[Records contained in a dataset]
▬▬▬▬▬▬
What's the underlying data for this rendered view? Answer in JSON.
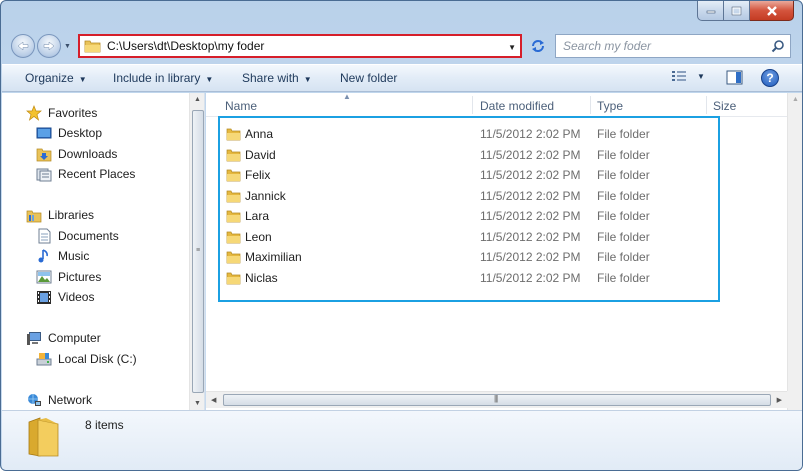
{
  "address": {
    "path": "C:\\Users\\dt\\Desktop\\my foder"
  },
  "search": {
    "placeholder": "Search my foder"
  },
  "toolbar": {
    "organize": "Organize",
    "include_in_library": "Include in library",
    "share_with": "Share with",
    "new_folder": "New folder"
  },
  "nav": {
    "favorites": "Favorites",
    "desktop": "Desktop",
    "downloads": "Downloads",
    "recent_places": "Recent Places",
    "libraries": "Libraries",
    "documents": "Documents",
    "music": "Music",
    "pictures": "Pictures",
    "videos": "Videos",
    "computer": "Computer",
    "local_disk": "Local Disk (C:)",
    "network": "Network"
  },
  "columns": {
    "name": "Name",
    "date_modified": "Date modified",
    "type": "Type",
    "size": "Size"
  },
  "files": [
    {
      "name": "Anna",
      "date": "11/5/2012 2:02 PM",
      "type": "File folder"
    },
    {
      "name": "David",
      "date": "11/5/2012 2:02 PM",
      "type": "File folder"
    },
    {
      "name": "Felix",
      "date": "11/5/2012 2:02 PM",
      "type": "File folder"
    },
    {
      "name": "Jannick",
      "date": "11/5/2012 2:02 PM",
      "type": "File folder"
    },
    {
      "name": "Lara",
      "date": "11/5/2012 2:02 PM",
      "type": "File folder"
    },
    {
      "name": "Leon",
      "date": "11/5/2012 2:02 PM",
      "type": "File folder"
    },
    {
      "name": "Maximilian",
      "date": "11/5/2012 2:02 PM",
      "type": "File folder"
    },
    {
      "name": "Niclas",
      "date": "11/5/2012 2:02 PM",
      "type": "File folder"
    }
  ],
  "status": {
    "item_count": "8 items"
  },
  "colors": {
    "address_highlight": "#d61e2a",
    "files_highlight": "#1ba0e2",
    "chrome": "#b9d1ea"
  }
}
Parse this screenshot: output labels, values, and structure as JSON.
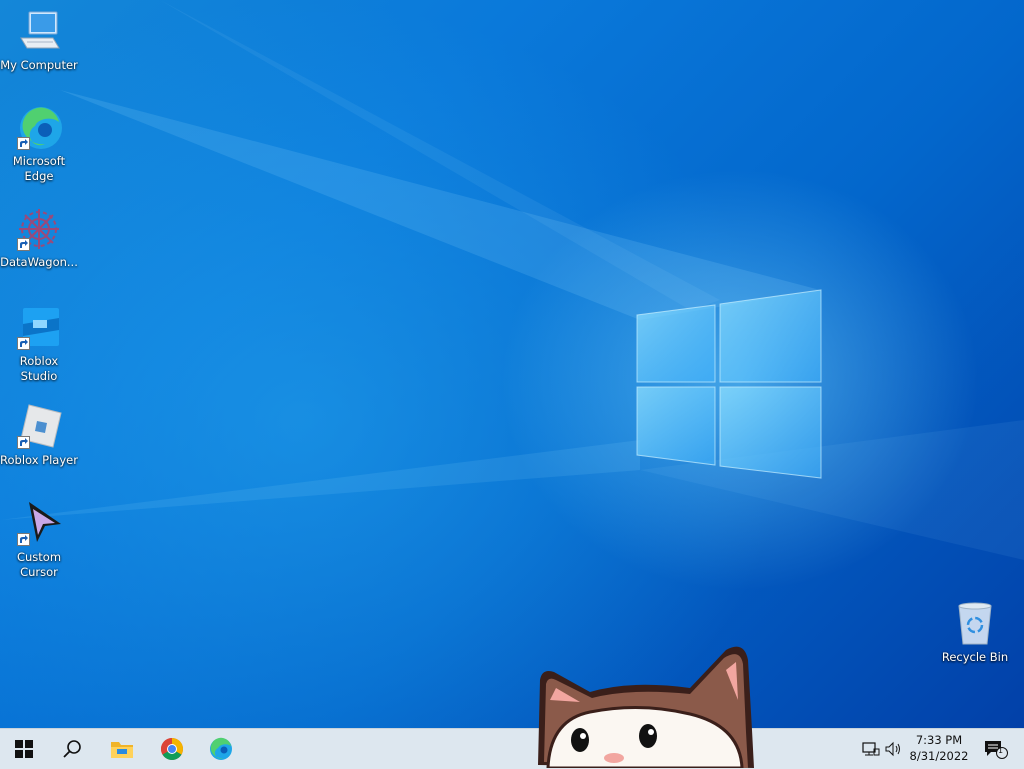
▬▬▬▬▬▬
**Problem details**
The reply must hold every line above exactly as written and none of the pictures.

**Result of the task**
What's the underlying data for this rendered view? Answer in JSON.
{
  "address": {
    "path": "C:\\Users\\dt\\Desktop\\my foder"
  },
  "search": {
    "placeholder": "Search my foder"
  },
  "toolbar": {
    "organize": "Organize",
    "include_in_library": "Include in library",
    "share_with": "Share with",
    "new_folder": "New folder"
  },
  "nav": {
    "favorites": "Favorites",
    "desktop": "Desktop",
    "downloads": "Downloads",
    "recent_places": "Recent Places",
    "libraries": "Libraries",
    "documents": "Documents",
    "music": "Music",
    "pictures": "Pictures",
    "videos": "Videos",
    "computer": "Computer",
    "local_disk": "Local Disk (C:)",
    "network": "Network"
  },
  "columns": {
    "name": "Name",
    "date_modified": "Date modified",
    "type": "Type",
    "size": "Size"
  },
  "files": [
    {
      "name": "Anna",
      "date": "11/5/2012 2:02 PM",
      "type": "File folder"
    },
    {
      "name": "David",
      "date": "11/5/2012 2:02 PM",
      "type": "File folder"
    },
    {
      "name": "Felix",
      "date": "11/5/2012 2:02 PM",
      "type": "File folder"
    },
    {
      "name": "Jannick",
      "date": "11/5/2012 2:02 PM",
      "type": "File folder"
    },
    {
      "name": "Lara",
      "date": "11/5/2012 2:02 PM",
      "type": "File folder"
    },
    {
      "name": "Leon",
      "date": "11/5/2012 2:02 PM",
      "type": "File folder"
    },
    {
      "name": "Maximilian",
      "date": "11/5/2012 2:02 PM",
      "type": "File folder"
    },
    {
      "name": "Niclas",
      "date": "11/5/2012 2:02 PM",
      "type": "File folder"
    }
  ],
  "status": {
    "item_count": "8 items"
  },
  "colors": {
    "address_highlight": "#d61e2a",
    "files_highlight": "#1ba0e2",
    "chrome": "#b9d1ea"
  }
}
Parse this screenshot: output labels, values, and structure as JSON.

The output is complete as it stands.